So, we loaded this thing up in the back of the truck and headed back to Gonaives.  We didn’t get to leave Port until around 6…it starts to get dark about then, so I drove to give Beaver a rest.  Driving at night in Haiti is quite an experience.  Tail lights?  Maybe on half of the vehicles on the road.  People, animals and broken down vehicles are all visible hazards during the day, but they can sneak up on you at night.  I got the group home safe a little after 9.

Today the paperwork got finished on my moto, so I can drive it legally in Gonaives…I have to wait until next week to get the proper paperwork to be able to drive it to and in Port au Prince.

Tomorrow I am going to the school to sit in on the classes…the teachers already have a list of things for me to fix / build while I am there!  I also got roped into helping teach the art class in the afternoon!  Should be fun.

I will try to take some pictures of the classes and our art projects.

I made it!

I was a little too nervous to sleep last night…maybe got an hour.  Took the 5 am shuttle from the hotel to the Ft. Lauderdale airport.  Took the 7 am flight to Port au Prince.  Had to wait around the airport for the 11 am flight and another couple of missionaries.  Then we went and ran errands in Port au Prince…went to a school and picked up another passenger, went to drop off some journals…nobody home…went to the supermarket.

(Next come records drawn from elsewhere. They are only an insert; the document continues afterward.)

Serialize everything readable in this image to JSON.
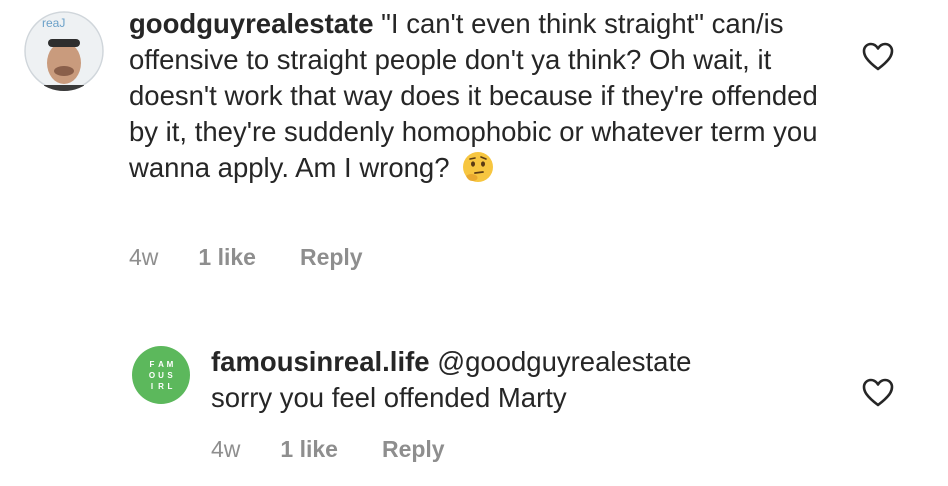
{
  "comments": [
    {
      "username": "goodguyrealestate",
      "text": "\"I can't even think straight\" can/is offensive to straight people don't ya think? Oh wait, it doesn't work that way does it because if they're offended by it, they're suddenly homophobic or whatever term you wanna apply. Am I wrong?",
      "emoji": "thinking-face-icon",
      "age": "4w",
      "likes": "1 like",
      "reply_label": "Reply",
      "avatar_text": "reaJ"
    },
    {
      "username": "famousinreal.life",
      "mention": "@goodguyrealestate",
      "text": "sorry you feel offended Marty",
      "age": "4w",
      "likes": "1 like",
      "reply_label": "Reply",
      "avatar_text": "FAM OUS IRL",
      "avatar_color": "#5cb85c"
    }
  ]
}
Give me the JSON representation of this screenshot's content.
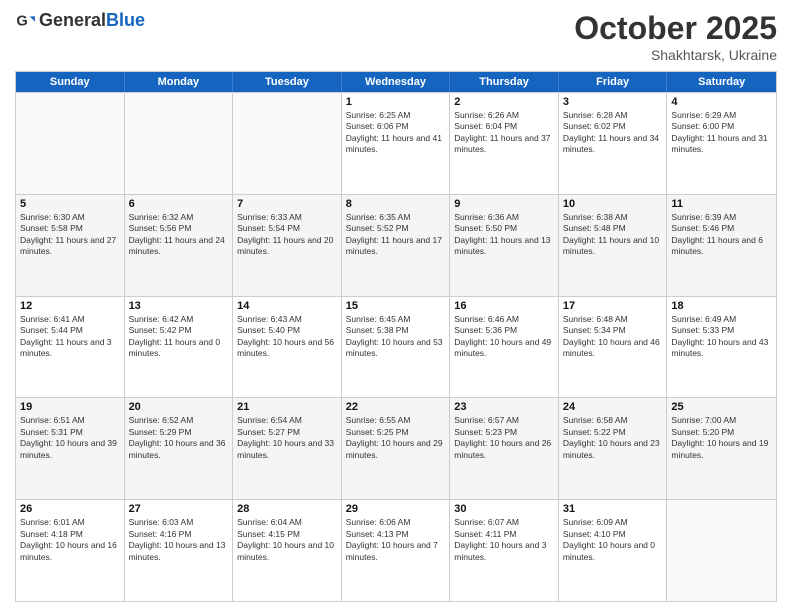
{
  "header": {
    "logo_general": "General",
    "logo_blue": "Blue",
    "month": "October 2025",
    "location": "Shakhtarsk, Ukraine"
  },
  "days_of_week": [
    "Sunday",
    "Monday",
    "Tuesday",
    "Wednesday",
    "Thursday",
    "Friday",
    "Saturday"
  ],
  "weeks": [
    [
      {
        "day": "",
        "text": ""
      },
      {
        "day": "",
        "text": ""
      },
      {
        "day": "",
        "text": ""
      },
      {
        "day": "1",
        "text": "Sunrise: 6:25 AM\nSunset: 6:06 PM\nDaylight: 11 hours and 41 minutes."
      },
      {
        "day": "2",
        "text": "Sunrise: 6:26 AM\nSunset: 6:04 PM\nDaylight: 11 hours and 37 minutes."
      },
      {
        "day": "3",
        "text": "Sunrise: 6:28 AM\nSunset: 6:02 PM\nDaylight: 11 hours and 34 minutes."
      },
      {
        "day": "4",
        "text": "Sunrise: 6:29 AM\nSunset: 6:00 PM\nDaylight: 11 hours and 31 minutes."
      }
    ],
    [
      {
        "day": "5",
        "text": "Sunrise: 6:30 AM\nSunset: 5:58 PM\nDaylight: 11 hours and 27 minutes."
      },
      {
        "day": "6",
        "text": "Sunrise: 6:32 AM\nSunset: 5:56 PM\nDaylight: 11 hours and 24 minutes."
      },
      {
        "day": "7",
        "text": "Sunrise: 6:33 AM\nSunset: 5:54 PM\nDaylight: 11 hours and 20 minutes."
      },
      {
        "day": "8",
        "text": "Sunrise: 6:35 AM\nSunset: 5:52 PM\nDaylight: 11 hours and 17 minutes."
      },
      {
        "day": "9",
        "text": "Sunrise: 6:36 AM\nSunset: 5:50 PM\nDaylight: 11 hours and 13 minutes."
      },
      {
        "day": "10",
        "text": "Sunrise: 6:38 AM\nSunset: 5:48 PM\nDaylight: 11 hours and 10 minutes."
      },
      {
        "day": "11",
        "text": "Sunrise: 6:39 AM\nSunset: 5:46 PM\nDaylight: 11 hours and 6 minutes."
      }
    ],
    [
      {
        "day": "12",
        "text": "Sunrise: 6:41 AM\nSunset: 5:44 PM\nDaylight: 11 hours and 3 minutes."
      },
      {
        "day": "13",
        "text": "Sunrise: 6:42 AM\nSunset: 5:42 PM\nDaylight: 11 hours and 0 minutes."
      },
      {
        "day": "14",
        "text": "Sunrise: 6:43 AM\nSunset: 5:40 PM\nDaylight: 10 hours and 56 minutes."
      },
      {
        "day": "15",
        "text": "Sunrise: 6:45 AM\nSunset: 5:38 PM\nDaylight: 10 hours and 53 minutes."
      },
      {
        "day": "16",
        "text": "Sunrise: 6:46 AM\nSunset: 5:36 PM\nDaylight: 10 hours and 49 minutes."
      },
      {
        "day": "17",
        "text": "Sunrise: 6:48 AM\nSunset: 5:34 PM\nDaylight: 10 hours and 46 minutes."
      },
      {
        "day": "18",
        "text": "Sunrise: 6:49 AM\nSunset: 5:33 PM\nDaylight: 10 hours and 43 minutes."
      }
    ],
    [
      {
        "day": "19",
        "text": "Sunrise: 6:51 AM\nSunset: 5:31 PM\nDaylight: 10 hours and 39 minutes."
      },
      {
        "day": "20",
        "text": "Sunrise: 6:52 AM\nSunset: 5:29 PM\nDaylight: 10 hours and 36 minutes."
      },
      {
        "day": "21",
        "text": "Sunrise: 6:54 AM\nSunset: 5:27 PM\nDaylight: 10 hours and 33 minutes."
      },
      {
        "day": "22",
        "text": "Sunrise: 6:55 AM\nSunset: 5:25 PM\nDaylight: 10 hours and 29 minutes."
      },
      {
        "day": "23",
        "text": "Sunrise: 6:57 AM\nSunset: 5:23 PM\nDaylight: 10 hours and 26 minutes."
      },
      {
        "day": "24",
        "text": "Sunrise: 6:58 AM\nSunset: 5:22 PM\nDaylight: 10 hours and 23 minutes."
      },
      {
        "day": "25",
        "text": "Sunrise: 7:00 AM\nSunset: 5:20 PM\nDaylight: 10 hours and 19 minutes."
      }
    ],
    [
      {
        "day": "26",
        "text": "Sunrise: 6:01 AM\nSunset: 4:18 PM\nDaylight: 10 hours and 16 minutes."
      },
      {
        "day": "27",
        "text": "Sunrise: 6:03 AM\nSunset: 4:16 PM\nDaylight: 10 hours and 13 minutes."
      },
      {
        "day": "28",
        "text": "Sunrise: 6:04 AM\nSunset: 4:15 PM\nDaylight: 10 hours and 10 minutes."
      },
      {
        "day": "29",
        "text": "Sunrise: 6:06 AM\nSunset: 4:13 PM\nDaylight: 10 hours and 7 minutes."
      },
      {
        "day": "30",
        "text": "Sunrise: 6:07 AM\nSunset: 4:11 PM\nDaylight: 10 hours and 3 minutes."
      },
      {
        "day": "31",
        "text": "Sunrise: 6:09 AM\nSunset: 4:10 PM\nDaylight: 10 hours and 0 minutes."
      },
      {
        "day": "",
        "text": ""
      }
    ]
  ]
}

I stayed in the truck and watched the luggage…there were also armed guards in the parking lot!
After the grocery stop, we started on the 3 1/2 hour trip to Gonaives.  It was dark for the last hour of the trip and we nearly ran over a donkey in the road!  Also, not many people care about their tail lights not working…got to keep your eyes peeled when driving at night here!
When we got back, the power was out so I couldn’t let everyone know that I had made it safe until after dinner…rice, beans, goat, fried plantain, pickling.  Pickling looks like cole slaw but it has a kick…lots of hot peppers or something…made my eyes water and my nose run but man was it good.
I brought my electric griddle down here, so tomorrow morning we are making french toast 8 slices at a time.  There are at least 20 people expecting breakfast!  Then it is off to church at Pastor Gonata’s.
Feels good to be back here.